The Police Administration has already given the go-ahead for the demonstration to be staged and the workers are said to have vowed to pour onto the streets in their numbers to show their displeasure about the economic condition of the country.

 Meanwhile, organized labour has warned political parties to stay away from infiltrating their protest march.

 “We would like to emphasize that the demonstration is for workers. We therefore advise all political parties to stay away from the demonstration,” a statement signed by the Secretary General of the Trades Union Congress, Kofi Asamoah, has warned said.

 “We assure all working people of Ghana that all is set for a peaceful nationwide demonstration to express our outrage with the insensitive increases in taxes, levies and utility tariffs. All workers in both formal and informal sectors are expected to participate fully in the demonstration,” the group enjoined in the statement.

In Accra, the demonstration will begin at the Obra Spot near the Kwame Nkrumah Circle at 7: 30 am prompt.

Police Ready
ASP Afia Tenge, Greater Accra Public Relations Officer of the Ghana Police Service, said after a close-door meeting on Monday that the police were able to discuss with the leadership of the workers the routes to be used by the demonstrators.

“Everything went very smooth.
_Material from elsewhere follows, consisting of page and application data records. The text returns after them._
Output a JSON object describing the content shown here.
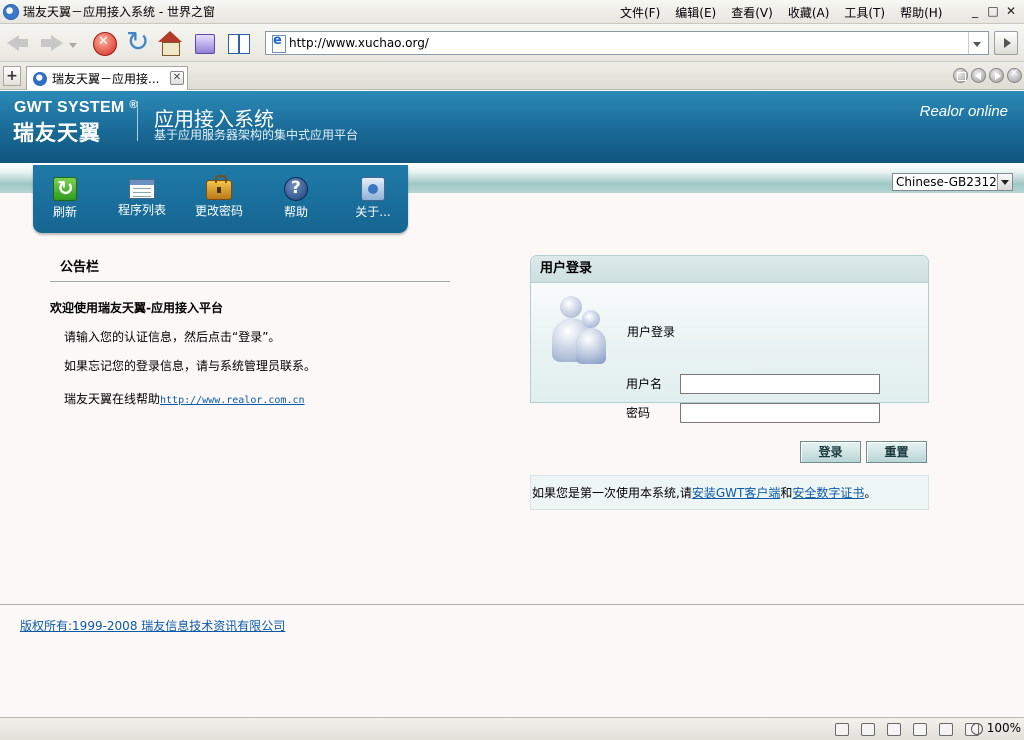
{
  "window": {
    "title": "瑞友天翼－应用接入系统 - 世界之窗",
    "menu": [
      "文件(F)",
      "编辑(E)",
      "查看(V)",
      "收藏(A)",
      "工具(T)",
      "帮助(H)"
    ],
    "controls": [
      "_",
      "□",
      "✕"
    ]
  },
  "navbar": {
    "icons": [
      "back-icon",
      "forward-icon",
      "dropdown-icon",
      "stop-icon",
      "refresh-icon",
      "home-icon",
      "history-icon",
      "favorites-icon"
    ],
    "address": "http://www.xuchao.org/"
  },
  "tabs": {
    "new_tab": "+",
    "active_label": "瑞友天翼－应用接...",
    "close": "✕"
  },
  "header": {
    "logo_en": "GWT SYSTEM",
    "logo_reg": "®",
    "logo_cn": "瑞友天翼",
    "system_title": "应用接入系统",
    "system_subtitle": "基于应用服务器架构的集中式应用平台",
    "tagline": "Realor online"
  },
  "encoding": {
    "selected": "Chinese-GB2312"
  },
  "toolbar": {
    "items": [
      {
        "label": "刷新",
        "icon": "refresh-icon"
      },
      {
        "label": "程序列表",
        "icon": "program-list-icon"
      },
      {
        "label": "更改密码",
        "icon": "change-password-icon"
      },
      {
        "label": "帮助",
        "icon": "help-icon"
      },
      {
        "label": "关于...",
        "icon": "about-icon"
      }
    ]
  },
  "bulletin": {
    "title": "公告栏",
    "heading": "欢迎使用瑞友天翼-应用接入平台",
    "line1": "请输入您的认证信息，然后点击“登录”。",
    "line2": "如果忘记您的登录信息，请与系统管理员联系。",
    "help_prefix": "瑞友天翼在线帮助",
    "help_link": "http://www.realor.com.cn"
  },
  "login": {
    "title": "用户登录",
    "subtitle": "用户登录",
    "username_label": "用户名",
    "username_value": "",
    "password_label": "密码",
    "password_value": "",
    "login_button": "登录",
    "reset_button": "重置"
  },
  "first_time": {
    "prefix": "如果您是第一次使用本系统,请",
    "link_client": "安装GWT客户端",
    "middle": "和",
    "link_cert": "安全数字证书",
    "suffix": "。"
  },
  "footer": {
    "copyright": "版权所有:1999-2008 瑞友信息技术资讯有限公司"
  },
  "statusbar": {
    "zoom": "100%"
  },
  "colors": {
    "header_blue": "#1a6a97",
    "link_blue": "#0b5aa8",
    "login_panel": "#e2efef"
  }
}
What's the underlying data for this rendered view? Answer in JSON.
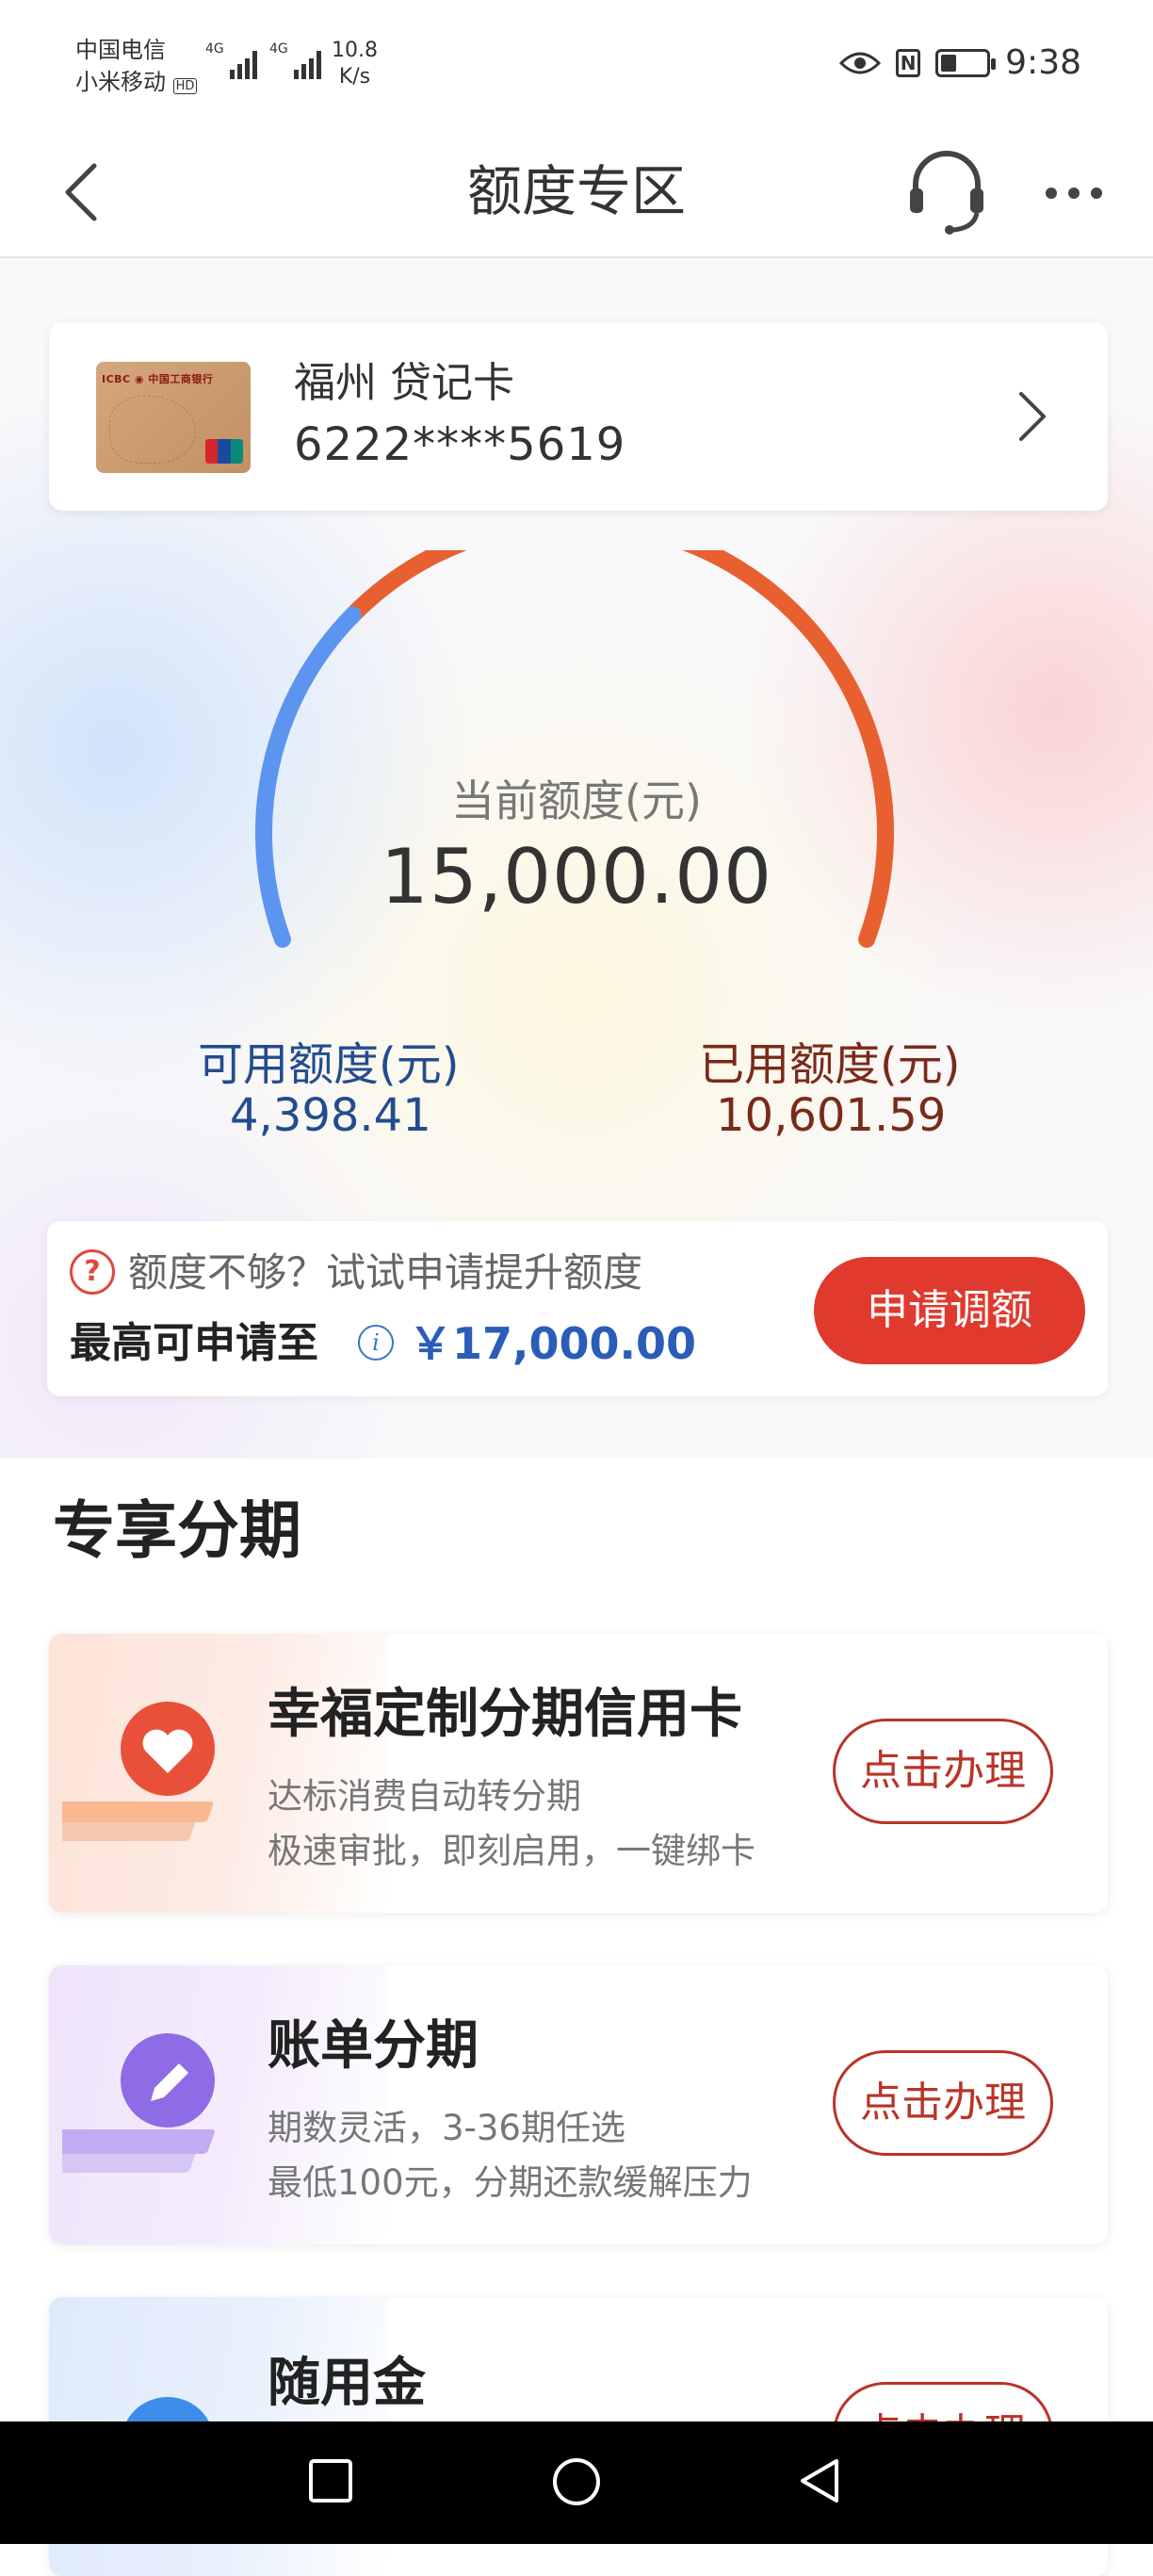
{
  "status_bar": {
    "carrier1": "中国电信",
    "carrier2": "小米移动",
    "hd": "HD",
    "net1": "4G",
    "net2": "4G",
    "speed_value": "10.8",
    "speed_unit": "K/s",
    "time": "9:38",
    "battery_level": 0.35
  },
  "header": {
    "title": "额度专区"
  },
  "card": {
    "name": "福州 贷记卡",
    "number": "6222****5619",
    "logo_text": "ICBC 中国工商银行"
  },
  "limit": {
    "current_label": "当前额度(元)",
    "current_value": "15,000.00",
    "available_label": "可用额度(元)",
    "available_value": "4,398.41",
    "used_label": "已用额度(元)",
    "used_value": "10,601.59",
    "available_fraction": 0.2932,
    "colors": {
      "available": "#5b95ef",
      "used": "#e8602f"
    }
  },
  "raise": {
    "hint": "额度不够？试试申请提升额度",
    "max_label": "最高可申请至",
    "max_amount": "￥17,000.00",
    "button": "申请调额"
  },
  "section": {
    "title": "专享分期"
  },
  "offers": [
    {
      "name": "幸福定制分期信用卡",
      "desc1": "达标消费自动转分期",
      "desc2": "极速审批，即刻启用，一键绑卡",
      "button": "点击办理",
      "icon": "heart-icon",
      "color": "#e8503a"
    },
    {
      "name": "账单分期",
      "desc1": "期数灵活，3-36期任选",
      "desc2": "最低100元，分期还款缓解压力",
      "button": "点击办理",
      "icon": "pencil-icon",
      "color": "#8e6ce6"
    },
    {
      "name": "随用金",
      "desc1": "",
      "desc2": "",
      "button": "点击办理",
      "icon": "rocket-icon",
      "color": "#3d8de8"
    }
  ]
}
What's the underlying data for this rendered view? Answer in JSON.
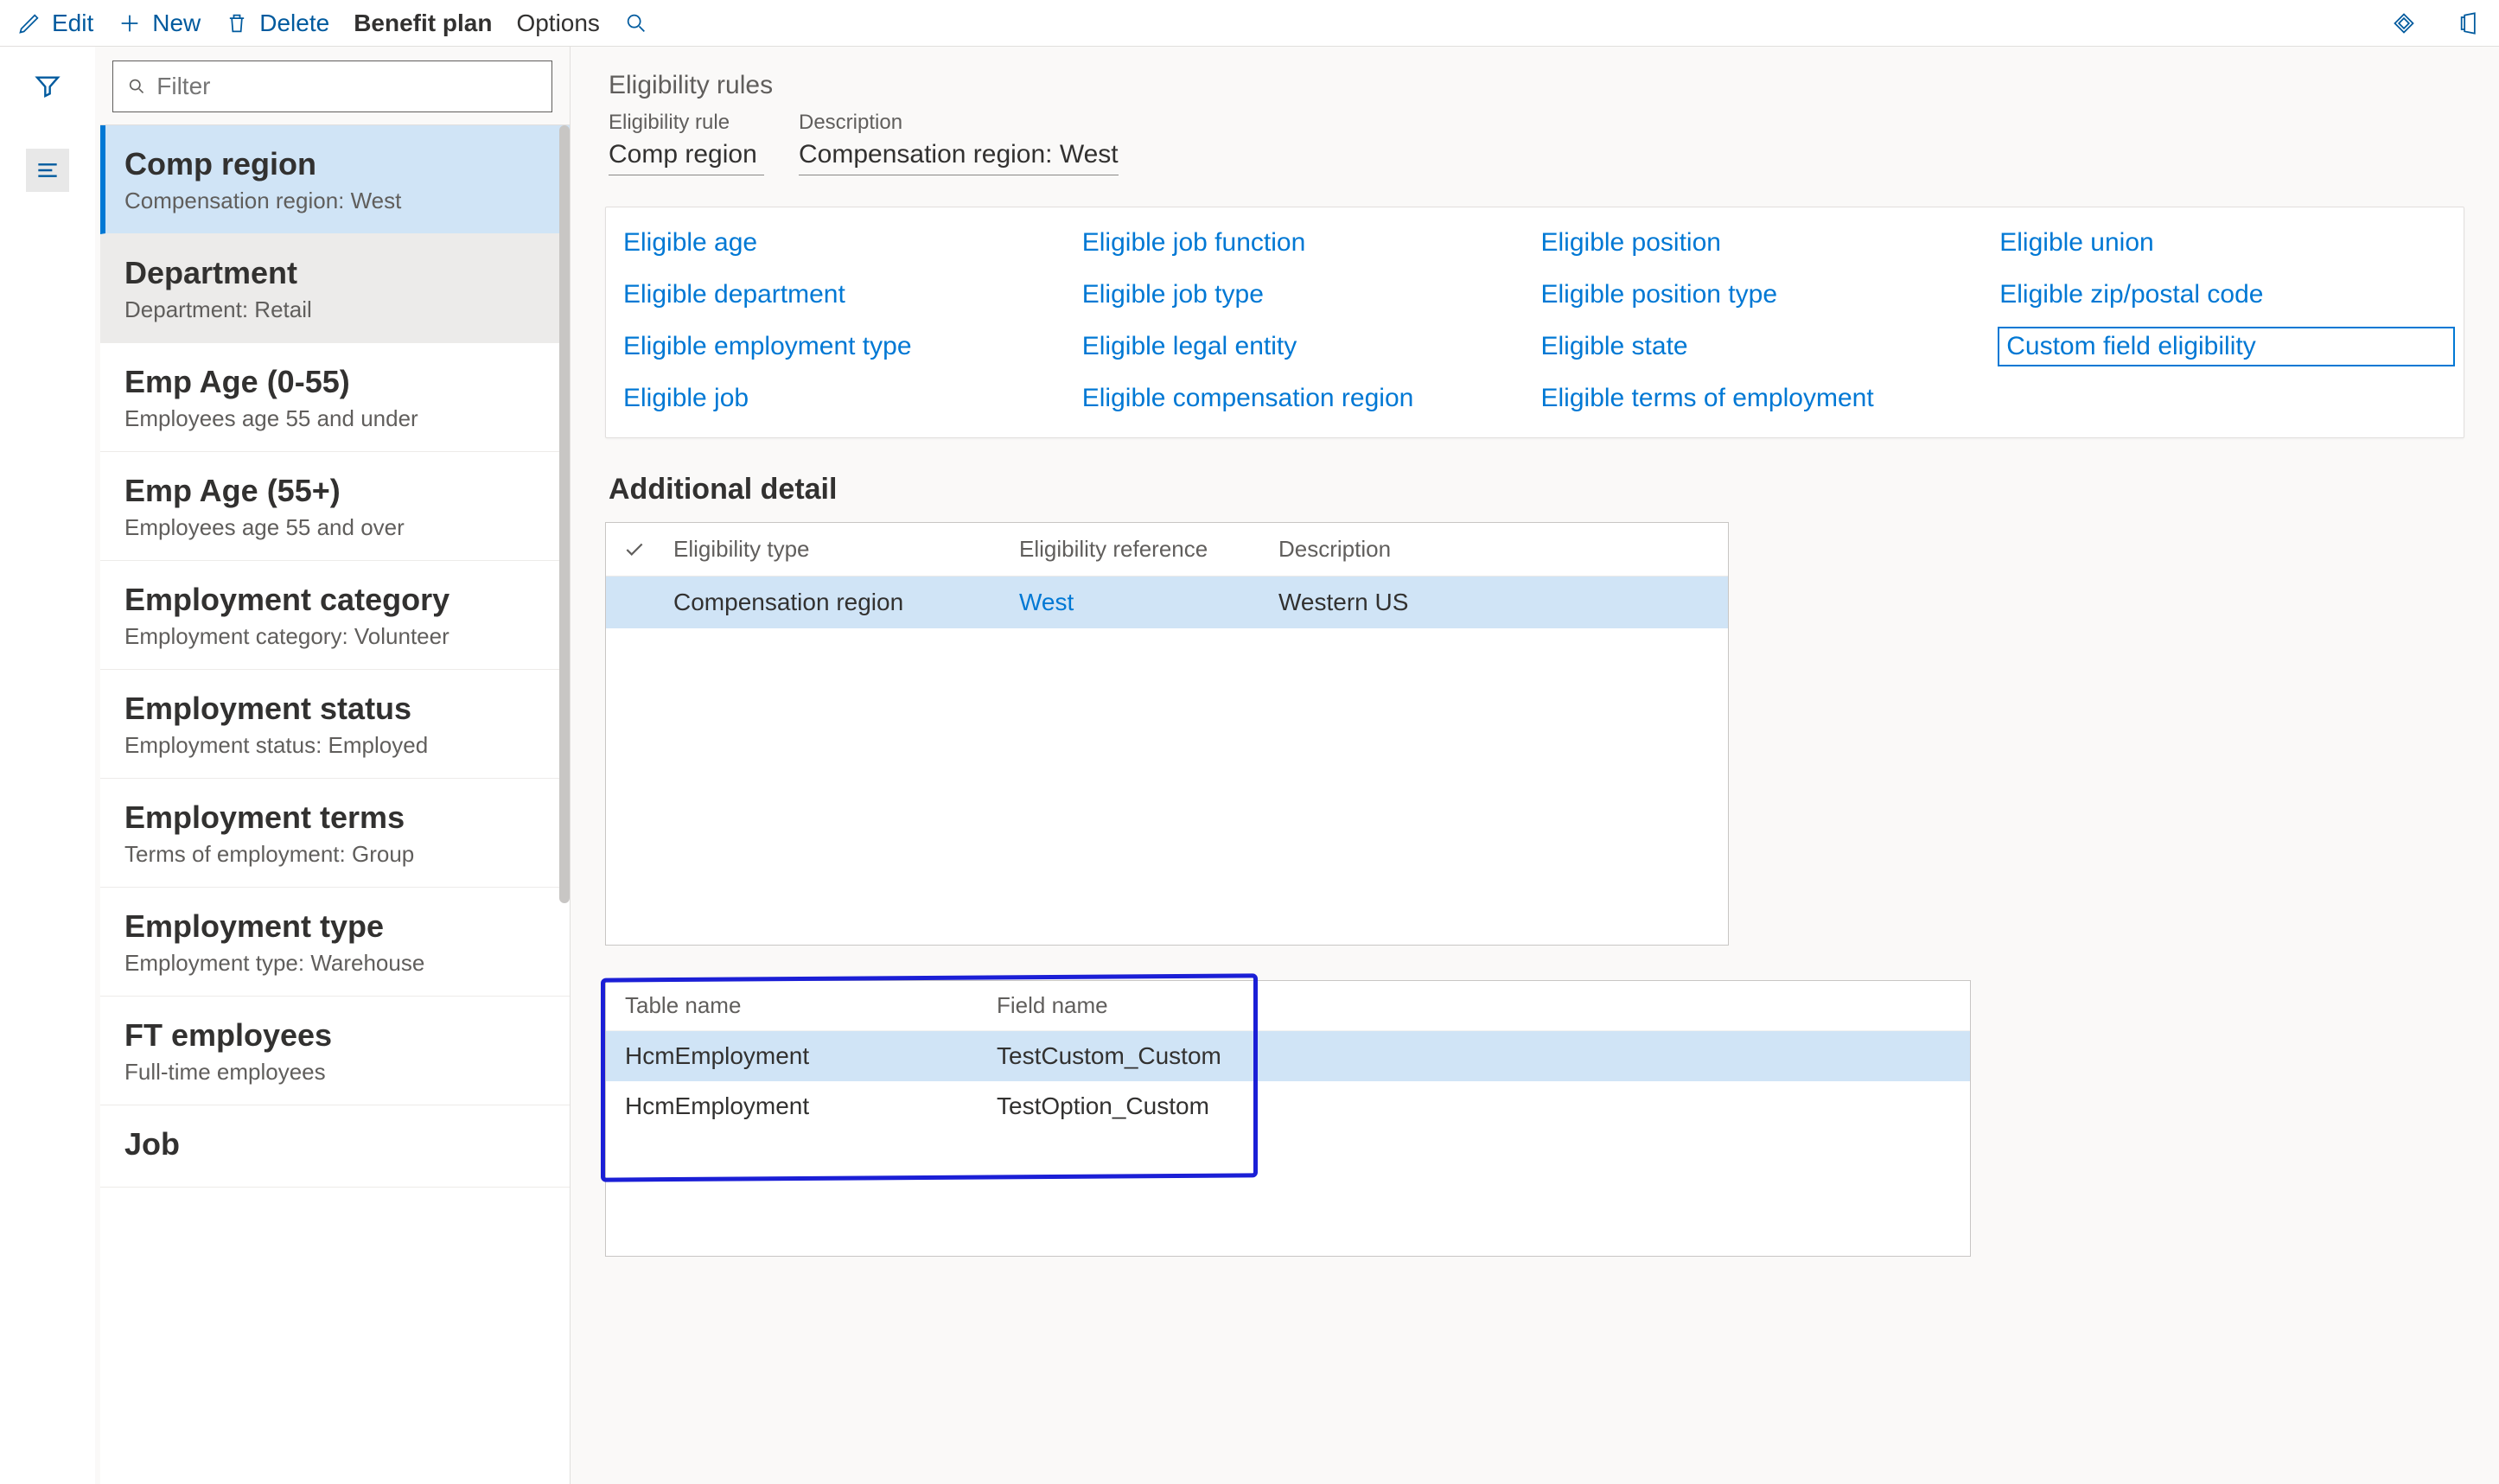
{
  "toolbar": {
    "edit": "Edit",
    "new": "New",
    "delete": "Delete",
    "benefit_plan": "Benefit plan",
    "options": "Options"
  },
  "filter_placeholder": "Filter",
  "nav_items": [
    {
      "title": "Comp region",
      "desc": "Compensation region:  West"
    },
    {
      "title": "Department",
      "desc": "Department:  Retail"
    },
    {
      "title": "Emp Age (0-55)",
      "desc": "Employees age 55 and under"
    },
    {
      "title": "Emp Age (55+)",
      "desc": "Employees age 55 and over"
    },
    {
      "title": "Employment category",
      "desc": "Employment category:  Volunteer"
    },
    {
      "title": "Employment status",
      "desc": "Employment status: Employed"
    },
    {
      "title": "Employment terms",
      "desc": "Terms of employment: Group"
    },
    {
      "title": "Employment type",
      "desc": "Employment type: Warehouse"
    },
    {
      "title": "FT employees",
      "desc": "Full-time employees"
    },
    {
      "title": "Job",
      "desc": ""
    }
  ],
  "page_title": "Eligibility rules",
  "rule_header": {
    "rule_label": "Eligibility rule",
    "rule_value": "Comp region",
    "desc_label": "Description",
    "desc_value": "Compensation region:  West"
  },
  "eligible_links": [
    "Eligible age",
    "Eligible job function",
    "Eligible position",
    "Eligible union",
    "Eligible department",
    "Eligible job type",
    "Eligible position type",
    "Eligible zip/postal code",
    "Eligible employment type",
    "Eligible legal entity",
    "Eligible state",
    "Custom field eligibility",
    "Eligible job",
    "Eligible compensation region",
    "Eligible terms of employment"
  ],
  "eligible_boxed_index": 11,
  "additional_detail_title": "Additional detail",
  "detail_grid": {
    "headers": {
      "c1": "Eligibility type",
      "c2": "Eligibility reference",
      "c3": "Description"
    },
    "rows": [
      {
        "c1": "Compensation region",
        "c2": "West",
        "c3": "Western US"
      }
    ]
  },
  "custom_grid": {
    "headers": {
      "c1": "Table name",
      "c2": "Field name"
    },
    "rows": [
      {
        "c1": "HcmEmployment",
        "c2": "TestCustom_Custom",
        "selected": true
      },
      {
        "c1": "HcmEmployment",
        "c2": "TestOption_Custom",
        "selected": false
      }
    ]
  }
}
The police do not have any problem with what the workers are seeking to do. We have agreed on the routes they are to take,” she said via a telephone interview.

The demonstration in Accra is expected to be replicated in all the regional capitals, according to the organizers.

Court Sittings
Already, the courts are expected to close for business today because the Judicial Service Staff Association of Ghana (JUSAG), which forms an integral part of organized labour, is asking its members to join the protest march.

A statement titled, ‘Demonstration by organized labour,’ issued in Accra yesterday and signed by Derrick Annan, General Secretary of JUSAG, said the leadership of the association was  asking members to join the demonstration in compliance with the stance declared by organized labour.

The statement said, “On Wednesday, 20th January, 2016, all members of JUSAG shall join the nationwide demonstration at their respective regions. Members are to put on our JUSAG lacoste and red arm bands.”